Russian diaspora populations as a gateway to domestic Russian audiences

Russia is a primary example where research into its diaspora enables deeper infiltration into the domestic audience. The Russian diaspora can be utilised as a trusted messenger for communications campaigns, whether this be directly or indirectly. ORB’s research has identified that Russians trust their friends and family more than any media source they consume. Moreover, just under half of all Russians know someone close to them who lives abroad and around 22 million talk to these people at least once a month. Therefore, targeting Russian diaspora can allow for messages to reach back to the Russian domestic audience with these messages having a high potential to be perceived as trustworthy information. This is crucial as the Russian population is very sensitive to the disinformation environment and often reject any messaging that comes from what they perceive as an external or Western source.

When looking at the nuances between Russian diaspora groups, insights from in-depth interviews conducted by ORB International have illuminated the difficulties and hardships Russians face because of the War in Ukraine and the extent of Kremlin narrative penetration. The interviews uncovered the different layers of Russian society and the discrepancies in their motivations for leaving Russia as well as political stances. Russian diaspora that has settled in Western countries, for instance, are much more likely to hold anti-War views and have limited contact with those in Russia who are of opposite opinions. Those who are settled in the Baltic states, or other former Soviet states may be more inclined to support the Kremlin and, therefore, be in contact with friends and family with similar sentiments. They also have greater exposure to Russia’s soft power policies that work on establishing the ‘Russkii Mir’ (Russian World) – Russia’s sphere of cultural, political and military influence – among diaspora groups and promoting support for the current Russian regime.

Photo 2: Moscow Kremlin 

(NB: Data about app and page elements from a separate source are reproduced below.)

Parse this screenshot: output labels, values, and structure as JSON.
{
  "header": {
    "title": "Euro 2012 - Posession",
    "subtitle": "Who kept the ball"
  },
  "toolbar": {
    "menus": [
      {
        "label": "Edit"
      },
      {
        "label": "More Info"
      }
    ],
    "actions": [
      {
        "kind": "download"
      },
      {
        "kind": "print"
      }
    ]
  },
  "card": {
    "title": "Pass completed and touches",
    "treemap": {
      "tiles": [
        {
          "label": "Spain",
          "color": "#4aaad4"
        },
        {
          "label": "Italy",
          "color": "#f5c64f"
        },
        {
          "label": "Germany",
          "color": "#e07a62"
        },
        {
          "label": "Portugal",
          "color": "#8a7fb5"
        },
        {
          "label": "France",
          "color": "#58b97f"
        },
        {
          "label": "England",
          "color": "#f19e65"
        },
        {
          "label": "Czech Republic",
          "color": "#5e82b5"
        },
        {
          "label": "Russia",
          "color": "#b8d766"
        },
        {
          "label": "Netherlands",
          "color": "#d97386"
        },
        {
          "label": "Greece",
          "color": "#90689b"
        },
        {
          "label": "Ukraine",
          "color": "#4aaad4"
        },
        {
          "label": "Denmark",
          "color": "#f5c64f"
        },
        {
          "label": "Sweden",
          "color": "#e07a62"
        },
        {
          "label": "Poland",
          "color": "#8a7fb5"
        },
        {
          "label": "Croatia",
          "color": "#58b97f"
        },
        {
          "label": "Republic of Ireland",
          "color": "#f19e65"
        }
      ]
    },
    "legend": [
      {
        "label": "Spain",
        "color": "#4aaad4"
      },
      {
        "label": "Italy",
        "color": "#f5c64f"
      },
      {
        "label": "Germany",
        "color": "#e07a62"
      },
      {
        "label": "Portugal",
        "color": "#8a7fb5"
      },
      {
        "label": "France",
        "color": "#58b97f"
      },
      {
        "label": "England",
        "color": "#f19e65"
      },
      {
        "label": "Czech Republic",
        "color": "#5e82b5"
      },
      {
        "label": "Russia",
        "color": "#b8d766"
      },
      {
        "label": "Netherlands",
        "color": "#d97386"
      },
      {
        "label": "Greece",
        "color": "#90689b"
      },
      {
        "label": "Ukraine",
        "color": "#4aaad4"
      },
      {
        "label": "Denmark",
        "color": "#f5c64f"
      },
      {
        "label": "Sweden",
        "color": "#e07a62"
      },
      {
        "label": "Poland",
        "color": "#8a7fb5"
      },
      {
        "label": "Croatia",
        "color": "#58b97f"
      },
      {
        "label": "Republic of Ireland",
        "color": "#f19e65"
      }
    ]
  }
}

ORB will continue to execute research with diaspora groups and advocate for its importance. The consequences of globalisation will mean these audiences will become more important in the future and provide creative and innovative methods for messaging and information gathering.